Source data
==========
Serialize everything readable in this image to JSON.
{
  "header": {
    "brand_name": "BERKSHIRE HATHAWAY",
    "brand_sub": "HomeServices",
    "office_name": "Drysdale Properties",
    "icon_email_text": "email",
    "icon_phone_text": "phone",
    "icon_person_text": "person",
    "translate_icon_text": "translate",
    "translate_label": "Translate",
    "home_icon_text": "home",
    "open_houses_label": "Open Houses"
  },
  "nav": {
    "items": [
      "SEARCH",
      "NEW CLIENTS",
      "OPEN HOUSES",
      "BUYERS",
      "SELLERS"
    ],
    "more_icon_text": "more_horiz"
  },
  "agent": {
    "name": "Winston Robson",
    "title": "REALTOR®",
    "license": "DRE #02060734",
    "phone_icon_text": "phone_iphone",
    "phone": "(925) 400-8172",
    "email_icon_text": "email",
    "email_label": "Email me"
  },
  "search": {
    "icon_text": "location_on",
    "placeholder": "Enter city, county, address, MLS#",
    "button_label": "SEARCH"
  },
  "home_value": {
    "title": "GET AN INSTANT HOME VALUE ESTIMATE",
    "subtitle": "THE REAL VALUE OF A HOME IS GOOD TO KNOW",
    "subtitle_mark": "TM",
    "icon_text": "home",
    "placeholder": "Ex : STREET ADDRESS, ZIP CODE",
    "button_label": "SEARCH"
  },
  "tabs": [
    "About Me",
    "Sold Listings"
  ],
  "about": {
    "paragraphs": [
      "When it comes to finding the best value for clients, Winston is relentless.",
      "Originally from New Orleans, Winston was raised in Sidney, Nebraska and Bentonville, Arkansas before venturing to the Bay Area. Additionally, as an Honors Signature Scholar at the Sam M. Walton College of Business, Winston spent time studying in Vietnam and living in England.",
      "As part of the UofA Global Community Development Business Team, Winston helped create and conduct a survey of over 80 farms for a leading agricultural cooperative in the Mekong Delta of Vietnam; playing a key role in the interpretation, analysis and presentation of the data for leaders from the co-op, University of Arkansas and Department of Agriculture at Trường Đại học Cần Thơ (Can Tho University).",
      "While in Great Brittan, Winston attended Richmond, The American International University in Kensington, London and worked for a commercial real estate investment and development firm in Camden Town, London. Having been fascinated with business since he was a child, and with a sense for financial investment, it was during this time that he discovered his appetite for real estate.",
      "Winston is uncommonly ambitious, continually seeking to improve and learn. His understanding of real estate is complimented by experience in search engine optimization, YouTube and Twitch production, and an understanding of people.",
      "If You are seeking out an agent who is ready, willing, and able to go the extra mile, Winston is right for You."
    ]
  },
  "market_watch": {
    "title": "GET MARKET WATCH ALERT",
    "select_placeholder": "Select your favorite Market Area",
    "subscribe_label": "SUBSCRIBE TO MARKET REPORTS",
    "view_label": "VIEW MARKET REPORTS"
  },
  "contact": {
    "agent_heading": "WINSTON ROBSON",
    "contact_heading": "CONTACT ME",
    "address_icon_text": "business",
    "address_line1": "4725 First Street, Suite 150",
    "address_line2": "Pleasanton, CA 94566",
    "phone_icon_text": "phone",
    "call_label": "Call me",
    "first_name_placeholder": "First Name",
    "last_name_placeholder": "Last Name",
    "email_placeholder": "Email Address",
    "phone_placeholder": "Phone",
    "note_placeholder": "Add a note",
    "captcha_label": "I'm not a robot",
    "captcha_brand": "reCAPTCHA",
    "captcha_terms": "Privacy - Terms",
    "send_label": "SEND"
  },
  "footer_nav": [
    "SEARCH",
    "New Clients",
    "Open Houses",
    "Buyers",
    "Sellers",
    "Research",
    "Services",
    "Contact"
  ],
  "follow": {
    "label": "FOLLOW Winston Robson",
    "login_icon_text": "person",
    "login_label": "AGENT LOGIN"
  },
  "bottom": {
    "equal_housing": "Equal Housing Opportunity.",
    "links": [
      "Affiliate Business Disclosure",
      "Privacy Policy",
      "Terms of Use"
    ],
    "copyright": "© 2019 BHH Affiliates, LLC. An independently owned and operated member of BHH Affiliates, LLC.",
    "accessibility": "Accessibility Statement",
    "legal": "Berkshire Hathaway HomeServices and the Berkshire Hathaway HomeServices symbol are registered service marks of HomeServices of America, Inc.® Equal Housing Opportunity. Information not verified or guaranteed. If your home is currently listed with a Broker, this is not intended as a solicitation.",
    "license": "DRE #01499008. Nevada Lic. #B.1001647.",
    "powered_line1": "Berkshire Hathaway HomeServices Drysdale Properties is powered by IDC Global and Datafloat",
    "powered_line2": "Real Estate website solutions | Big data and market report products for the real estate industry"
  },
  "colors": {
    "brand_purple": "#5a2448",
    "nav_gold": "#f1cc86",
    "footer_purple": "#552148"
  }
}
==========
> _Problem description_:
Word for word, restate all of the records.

> _Solution for this exercise_:
Serialize everything readable in this image to JSON.
{
  "header": {
    "brand_name": "BERKSHIRE HATHAWAY",
    "brand_sub": "HomeServices",
    "office_name": "Drysdale Properties",
    "icon_email_text": "email",
    "icon_phone_text": "phone",
    "icon_person_text": "person",
    "translate_icon_text": "translate",
    "translate_label": "Translate",
    "home_icon_text": "home",
    "open_houses_label": "Open Houses"
  },
  "nav": {
    "items": [
      "SEARCH",
      "NEW CLIENTS",
      "OPEN HOUSES",
      "BUYERS",
      "SELLERS"
    ],
    "more_icon_text": "more_horiz"
  },
  "agent": {
    "name": "Winston Robson",
    "title": "REALTOR®",
    "license": "DRE #02060734",
    "phone_icon_text": "phone_iphone",
    "phone": "(925) 400-8172",
    "email_icon_text": "email",
    "email_label": "Email me"
  },
  "search": {
    "icon_text": "location_on",
    "placeholder": "Enter city, county, address, MLS#",
    "button_label": "SEARCH"
  },
  "home_value": {
    "title": "GET AN INSTANT HOME VALUE ESTIMATE",
    "subtitle": "THE REAL VALUE OF A HOME IS GOOD TO KNOW",
    "subtitle_mark": "TM",
    "icon_text": "home",
    "placeholder": "Ex : STREET ADDRESS, ZIP CODE",
    "button_label": "SEARCH"
  },
  "tabs": [
    "About Me",
    "Sold Listings"
  ],
  "about": {
    "paragraphs": [
      "When it comes to finding the best value for clients, Winston is relentless.",
      "Originally from New Orleans, Winston was raised in Sidney, Nebraska and Bentonville, Arkansas before venturing to the Bay Area. Additionally, as an Honors Signature Scholar at the Sam M. Walton College of Business, Winston spent time studying in Vietnam and living in England.",
      "As part of the UofA Global Community Development Business Team, Winston helped create and conduct a survey of over 80 farms for a leading agricultural cooperative in the Mekong Delta of Vietnam; playing a key role in the interpretation, analysis and presentation of the data for leaders from the co-op, University of Arkansas and Department of Agriculture at Trường Đại học Cần Thơ (Can Tho University).",
      "While in Great Brittan, Winston attended Richmond, The American International University in Kensington, London and worked for a commercial real estate investment and development firm in Camden Town, London. Having been fascinated with business since he was a child, and with a sense for financial investment, it was during this time that he discovered his appetite for real estate.",
      "Winston is uncommonly ambitious, continually seeking to improve and learn. His understanding of real estate is complimented by experience in search engine optimization, YouTube and Twitch production, and an understanding of people.",
      "If You are seeking out an agent who is ready, willing, and able to go the extra mile, Winston is right for You."
    ]
  },
  "market_watch": {
    "title": "GET MARKET WATCH ALERT",
    "select_placeholder": "Select your favorite Market Area",
    "subscribe_label": "SUBSCRIBE TO MARKET REPORTS",
    "view_label": "VIEW MARKET REPORTS"
  },
  "contact": {
    "agent_heading": "WINSTON ROBSON",
    "contact_heading": "CONTACT ME",
    "address_icon_text": "business",
    "address_line1": "4725 First Street, Suite 150",
    "address_line2": "Pleasanton, CA 94566",
    "phone_icon_text": "phone",
    "call_label": "Call me",
    "first_name_placeholder": "First Name",
    "last_name_placeholder": "Last Name",
    "email_placeholder": "Email Address",
    "phone_placeholder": "Phone",
    "note_placeholder": "Add a note",
    "captcha_label": "I'm not a robot",
    "captcha_brand": "reCAPTCHA",
    "captcha_terms": "Privacy - Terms",
    "send_label": "SEND"
  },
  "footer_nav": [
    "SEARCH",
    "New Clients",
    "Open Houses",
    "Buyers",
    "Sellers",
    "Research",
    "Services",
    "Contact"
  ],
  "follow": {
    "label": "FOLLOW Winston Robson",
    "login_icon_text": "person",
    "login_label": "AGENT LOGIN"
  },
  "bottom": {
    "equal_housing": "Equal Housing Opportunity.",
    "links": [
      "Affiliate Business Disclosure",
      "Privacy Policy",
      "Terms of Use"
    ],
    "copyright": "© 2019 BHH Affiliates, LLC. An independently owned and operated member of BHH Affiliates, LLC.",
    "accessibility": "Accessibility Statement",
    "legal": "Berkshire Hathaway HomeServices and the Berkshire Hathaway HomeServices symbol are registered service marks of HomeServices of America, Inc.® Equal Housing Opportunity. Information not verified or guaranteed. If your home is currently listed with a Broker, this is not intended as a solicitation.",
    "license": "DRE #01499008. Nevada Lic. #B.1001647.",
    "powered_line1": "Berkshire Hathaway HomeServices Drysdale Properties is powered by IDC Global and Datafloat",
    "powered_line2": "Real Estate website solutions | Big data and market report products for the real estate industry"
  },
  "colors": {
    "brand_purple": "#5a2448",
    "nav_gold": "#f1cc86",
    "footer_purple": "#552148"
  }
}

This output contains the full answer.